Creating this review took time and film. If this helped you make a buying decision or otherwise taught you something about the new generation of Polaroid cameras, you can thank me in a couple different ways.

*calculations based on standard retail prices of i-Type and 600 Polaroid Originals film.

**18 packs at $16 (baseline i-Type price) per pack.

Heard, an app with so much promise

The rolling buffer is the next great promise of personal devices.

Instead of having to hit record, all a user has to do is hit "save". That great little conversation you had? Save it and then add it to a podcast later. Russian dash cams are a good example of this kind of technology.* 

That hilarious thing your nephew did? If your phone was out you could already have it saved as a video. When you add in wearable computers/cameras like Google Glass, you get the ability to authentically capture great moments without having to interrupt life. 

Phones like the Moto X are the first of these kind of devices. Always listening, ready to snap-to at a word. Privacy concerns aside, there is a lot of power that could directly benefit users.

One example of this technology that is available today is an iPhone app called Heard.

Almost magical

Heard promises to deliver the almost magical power of a rolling buffer to your iPhone's audio recording. The free version of the app keeps up to 12 seconds of recording. When someone says something worth saving, you simply tap the center button and save it. The buffer resumes and you can record another "chunk" of audio.  A two dollar in-app purchase increases the buffer up to 5 minutes.

Theoretically, this is killer.

I'm not the only person who stumbles into really great conversations and thinks, "man, I wish I was recording this!" But Heard isn't truly as passive and easy as it needs to be.

A user must first turn on the app, and then it keeps listening in the background. A big red bar will appear at the top of the iPhone screen, similar to the green bar users are familiar with from using Apple Maps navigation.  This is required by Apple's software limitations as the app is still active and listening. Tapping the red bar jumps back into Heard where you can hit "save" to store the audio.

Drawbacks

One of the biggest drawbacks is the nature of the recording. It only records in the set "chunk" of time. A user can interrupt the recording at any point to save it, but the buffer cannot go longer than what the user has set it for. If I realize that a really good conversation is just beginning, I can't say "record and keep recording"- I would have to switch recording software to keep going. This is impractical and defeats my main use for such an application.

There is also no built in editing capability once a recording is saved. The user can only export the file by email and then edit it on another app. This isn't a big of a downside as the primary recording limitations, though.

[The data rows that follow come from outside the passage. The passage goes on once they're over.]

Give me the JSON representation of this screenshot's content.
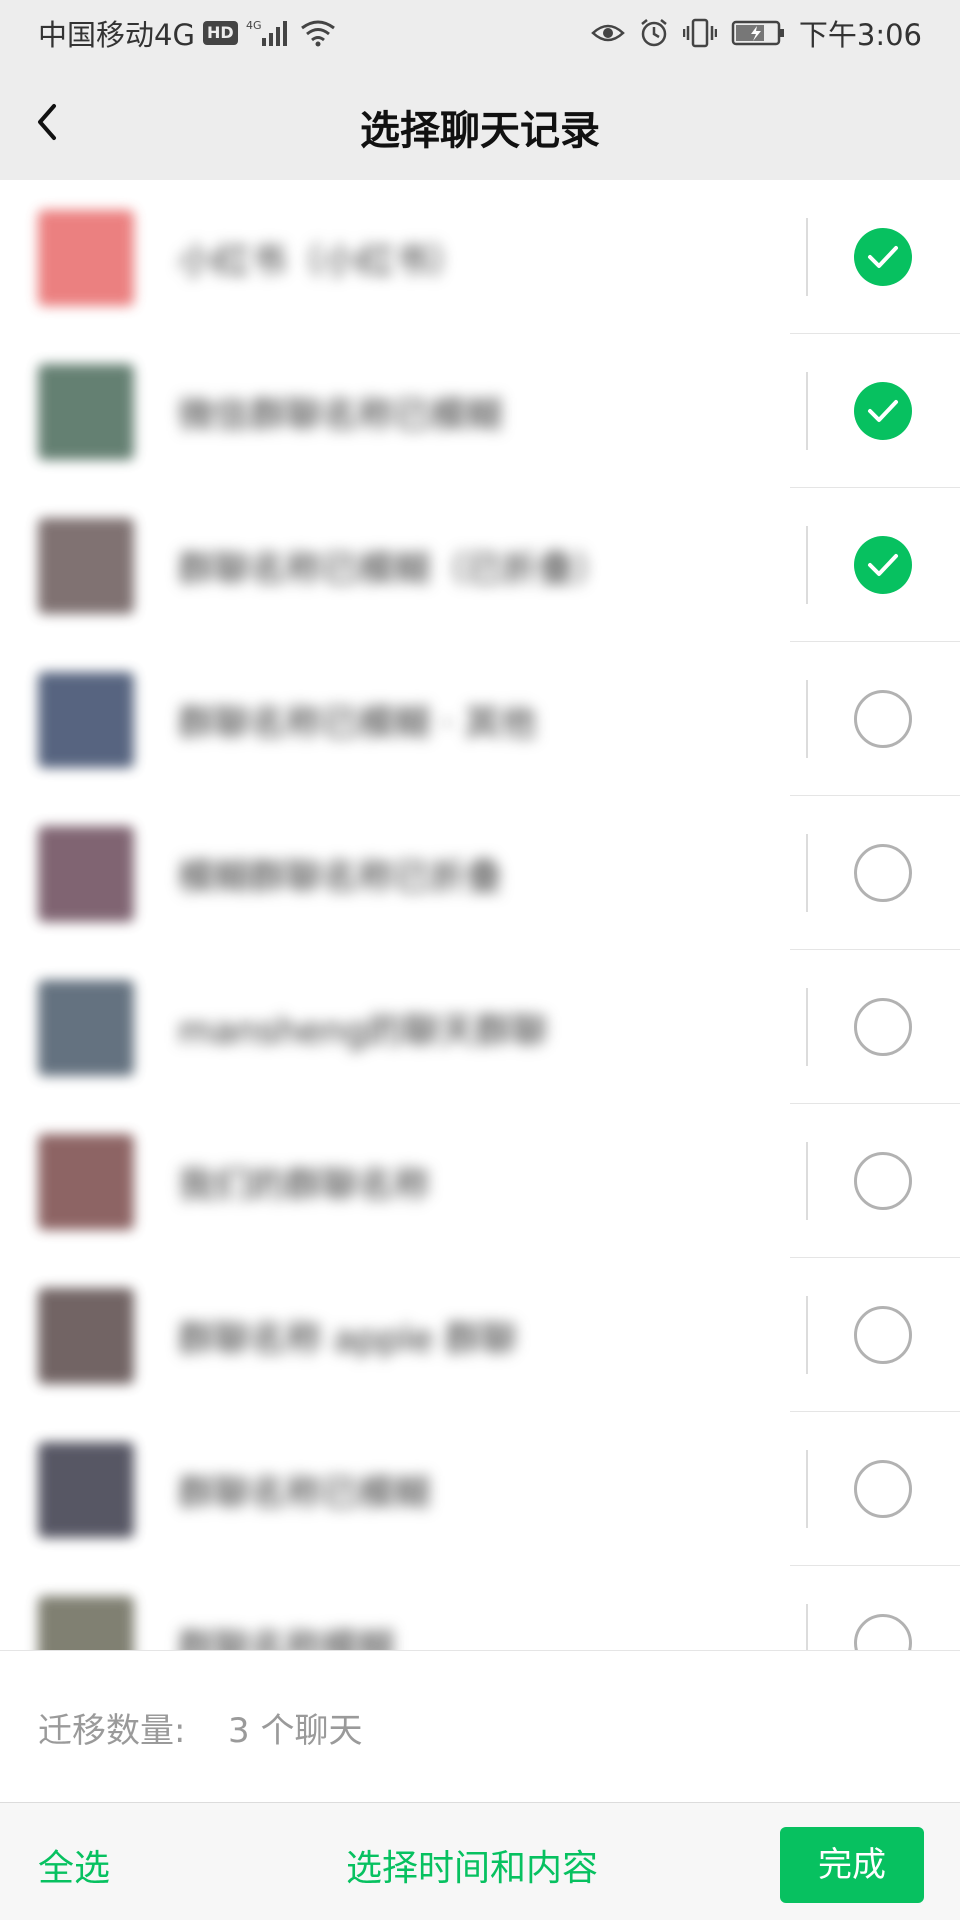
{
  "status_bar": {
    "carrier": "中国移动4G",
    "hd_badge": "HD",
    "network": "4G",
    "time": "下午3:06",
    "icons": [
      "signal-icon",
      "wifi-icon",
      "eye-icon",
      "alarm-icon",
      "vibrate-icon",
      "battery-icon"
    ]
  },
  "nav": {
    "title": "选择聊天记录",
    "back_icon": "back-arrow-icon"
  },
  "chats": [
    {
      "name": "小红书（小红书）",
      "checked": true,
      "avatar_color": "#e86a6a"
    },
    {
      "name": "微信群聊名称已模糊",
      "checked": true,
      "avatar_color": "#4a6a5a"
    },
    {
      "name": "群聊名称已模糊（已折叠）",
      "checked": true,
      "avatar_color": "#6a5a5a"
    },
    {
      "name": "群聊名称已模糊 · 其他",
      "checked": false,
      "avatar_color": "#3a4a6a"
    },
    {
      "name": "模糊群聊名称已折叠",
      "checked": false,
      "avatar_color": "#6a4a5a"
    },
    {
      "name": "mansheng的聊天群聊",
      "checked": false,
      "avatar_color": "#4a5a6a"
    },
    {
      "name": "我们的群聊名称",
      "checked": false,
      "avatar_color": "#7a4a4a"
    },
    {
      "name": "群聊名称 apple 群聊",
      "checked": false,
      "avatar_color": "#5a4a4a"
    },
    {
      "name": "群聊名称已模糊",
      "checked": false,
      "avatar_color": "#3a3a4a"
    },
    {
      "name": "群聊名称模糊",
      "checked": false,
      "avatar_color": "#6a6a5a"
    }
  ],
  "migration": {
    "label": "迁移数量:",
    "value": "3 个聊天"
  },
  "bottom_bar": {
    "select_all": "全选",
    "select_time": "选择时间和内容",
    "done": "完成"
  },
  "colors": {
    "accent": "#07c160",
    "header_bg": "#ededed",
    "unchecked_border": "#b2b2b2"
  }
}
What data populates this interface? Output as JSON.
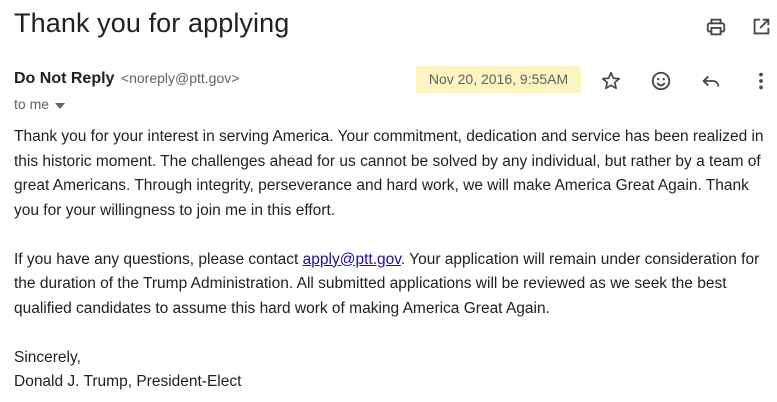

For those concerned about privacy, Heard does not automatically store audio off of the device.  The user is always in control of the audio file and can delete or export as desired.

Conclusion

Heard feels like a great idea encumbered by the phone's limitations. It isn't too hard to imagine that Apple could add this level of functionality to their own Audio Note app and give it a little extra access to the phone's utilities, like perhaps a lockscreen button or a way to continue a recording onward from the save point. Perhaps Heard on Android would be a better fit, due to that platform's broader permissions for applications. 

There's very little cost in trying it out, but Heard doesn't yet seem ready to take on more capable traditional recording apps. 

*While those cams may be actively recording at all times, the premise still holds true.